Some of my best memories of childhood were of trips the family took far into the interior of the country in our old, silver Corvair station wagon. My dad had it shipped over from the U.S.A. We did NOT bring it back with us...

We were on a gravel road once, about an hour from anywhere when we hit a high, sharp rock in the rough road and punctured the gas tank. After we ran dry and the car stopped we, honest to God, fixed the small puncture with chewing gum and duct tape and made it back home.

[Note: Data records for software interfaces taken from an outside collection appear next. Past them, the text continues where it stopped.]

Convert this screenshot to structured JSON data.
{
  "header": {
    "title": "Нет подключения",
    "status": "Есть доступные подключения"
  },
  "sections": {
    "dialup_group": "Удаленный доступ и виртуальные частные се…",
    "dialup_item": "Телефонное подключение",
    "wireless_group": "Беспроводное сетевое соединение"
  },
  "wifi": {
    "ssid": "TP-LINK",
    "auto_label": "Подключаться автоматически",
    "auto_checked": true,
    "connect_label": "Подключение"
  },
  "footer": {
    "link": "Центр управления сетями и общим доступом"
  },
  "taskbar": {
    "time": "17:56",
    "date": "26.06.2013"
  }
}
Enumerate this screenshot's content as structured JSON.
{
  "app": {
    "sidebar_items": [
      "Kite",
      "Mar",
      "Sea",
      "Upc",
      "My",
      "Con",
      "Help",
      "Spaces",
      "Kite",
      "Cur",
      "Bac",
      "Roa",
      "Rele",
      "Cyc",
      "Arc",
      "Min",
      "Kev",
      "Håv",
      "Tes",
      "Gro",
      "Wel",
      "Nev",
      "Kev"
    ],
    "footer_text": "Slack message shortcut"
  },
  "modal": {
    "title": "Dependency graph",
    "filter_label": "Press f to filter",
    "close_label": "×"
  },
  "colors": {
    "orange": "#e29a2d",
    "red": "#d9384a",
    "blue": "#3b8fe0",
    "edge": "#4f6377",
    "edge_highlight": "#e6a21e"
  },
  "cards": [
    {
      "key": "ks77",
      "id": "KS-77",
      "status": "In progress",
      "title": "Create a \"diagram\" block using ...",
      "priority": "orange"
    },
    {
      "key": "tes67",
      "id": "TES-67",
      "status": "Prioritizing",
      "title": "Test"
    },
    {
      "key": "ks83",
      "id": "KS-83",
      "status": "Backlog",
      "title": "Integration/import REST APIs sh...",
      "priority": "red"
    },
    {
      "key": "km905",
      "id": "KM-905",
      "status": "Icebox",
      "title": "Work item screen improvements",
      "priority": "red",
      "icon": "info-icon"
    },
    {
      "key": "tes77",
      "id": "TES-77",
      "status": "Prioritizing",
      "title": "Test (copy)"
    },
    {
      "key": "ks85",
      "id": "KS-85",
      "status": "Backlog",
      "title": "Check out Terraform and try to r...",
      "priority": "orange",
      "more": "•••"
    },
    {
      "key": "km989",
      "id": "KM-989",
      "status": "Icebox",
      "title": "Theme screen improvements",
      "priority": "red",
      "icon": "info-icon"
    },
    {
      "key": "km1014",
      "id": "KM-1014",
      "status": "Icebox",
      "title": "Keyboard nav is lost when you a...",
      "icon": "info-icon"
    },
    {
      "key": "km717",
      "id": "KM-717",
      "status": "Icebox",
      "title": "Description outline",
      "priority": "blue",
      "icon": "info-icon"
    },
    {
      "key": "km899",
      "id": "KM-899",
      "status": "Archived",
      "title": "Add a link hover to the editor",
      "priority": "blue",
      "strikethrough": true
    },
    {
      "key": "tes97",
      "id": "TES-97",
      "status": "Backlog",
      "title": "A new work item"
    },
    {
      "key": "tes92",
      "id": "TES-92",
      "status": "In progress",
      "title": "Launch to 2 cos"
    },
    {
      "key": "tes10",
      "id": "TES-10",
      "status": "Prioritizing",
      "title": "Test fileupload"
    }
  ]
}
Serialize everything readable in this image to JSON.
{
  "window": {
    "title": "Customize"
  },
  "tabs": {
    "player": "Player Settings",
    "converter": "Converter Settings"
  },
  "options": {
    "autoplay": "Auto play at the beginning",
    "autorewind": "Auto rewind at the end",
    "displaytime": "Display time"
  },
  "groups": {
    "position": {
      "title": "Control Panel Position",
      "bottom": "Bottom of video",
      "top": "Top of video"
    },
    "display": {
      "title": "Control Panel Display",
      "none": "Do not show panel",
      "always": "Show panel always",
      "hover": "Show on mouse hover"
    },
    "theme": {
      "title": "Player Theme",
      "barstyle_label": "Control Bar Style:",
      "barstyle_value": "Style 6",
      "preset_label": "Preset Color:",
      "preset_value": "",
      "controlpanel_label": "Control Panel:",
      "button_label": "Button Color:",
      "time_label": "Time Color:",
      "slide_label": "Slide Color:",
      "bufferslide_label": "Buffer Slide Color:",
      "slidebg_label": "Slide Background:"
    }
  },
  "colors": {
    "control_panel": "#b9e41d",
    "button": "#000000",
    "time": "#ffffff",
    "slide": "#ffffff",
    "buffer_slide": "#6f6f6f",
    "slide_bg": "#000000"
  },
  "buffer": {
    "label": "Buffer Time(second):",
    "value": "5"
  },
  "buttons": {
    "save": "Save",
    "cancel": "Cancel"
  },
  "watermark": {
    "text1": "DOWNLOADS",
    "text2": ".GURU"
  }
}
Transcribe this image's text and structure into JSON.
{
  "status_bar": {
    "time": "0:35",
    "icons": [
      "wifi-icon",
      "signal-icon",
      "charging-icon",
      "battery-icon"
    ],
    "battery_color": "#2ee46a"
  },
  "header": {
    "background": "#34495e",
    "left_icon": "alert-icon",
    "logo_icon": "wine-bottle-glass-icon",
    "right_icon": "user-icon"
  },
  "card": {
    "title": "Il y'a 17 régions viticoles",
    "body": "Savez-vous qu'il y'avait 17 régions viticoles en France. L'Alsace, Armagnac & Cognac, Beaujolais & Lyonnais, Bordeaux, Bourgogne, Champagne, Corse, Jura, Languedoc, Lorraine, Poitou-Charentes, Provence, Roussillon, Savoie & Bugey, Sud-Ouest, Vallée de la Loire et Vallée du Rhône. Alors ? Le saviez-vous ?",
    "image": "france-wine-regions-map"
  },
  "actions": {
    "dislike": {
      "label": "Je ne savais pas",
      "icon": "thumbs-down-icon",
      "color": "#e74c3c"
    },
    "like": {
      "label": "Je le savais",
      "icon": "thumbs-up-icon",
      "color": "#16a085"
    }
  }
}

Crusader castles on the coast. Russian flight incursions. SR-71s landing. Gypsy camps with my mom and her camera. Grown up discussions at dinner about atom bombs over at the base. Exciting stuff for a 2nd or 3rd grader with a model airplane collection. And a camera.

Anonymous said...

Lived in Ankara in 1st/2nd grades, then in Istanbul until mid-8th grade. This was all in the 1970s, probably the worst years in modern Turkish history with runaway inflation, the division of Cyprus and the accompanying war with Greece, the U.S. embargo, the revolution next door in Iran, and the near-daily killings of each other by right- and left-wing extremists (which is why some of the political rhetoric I hear here in the U.S. these days concerns me... but I digress), but none of that bothered me as I had a free range childhood, wandered the streets, played lots of pick up soccer, went fishing in the Bosphorus, and had a great time overall. We left in early 1980 when I was 13. The next time back was as a medic in the U.S. Army in the mid-80s, for a joint NATO exercise in the NW corner of the country (with a change of planes in Incirlik). Been back a handful of times since as a visitor, the last time ~ 10 years ago. Seems that Turkey had its best decade early in the 2000s, but it appears things have deteriorated again in the past decade. Too bad. But the memories - I would not trade them for anything. I only wish I had more photos from that time!
Ken

Robert Roaldi said...

Isn't there an old saying, "Give me a boy and I'll give you the man" ?

Anthony Bridges said...

How cool. It would be nice to hear more stories of Turkey.

I remember my first camera. It was the Kodak Disc Camera. It was a no brainer loading and unloading the film disc into the camera. The processed film negatives were returned in a disc as well if I remember correctly.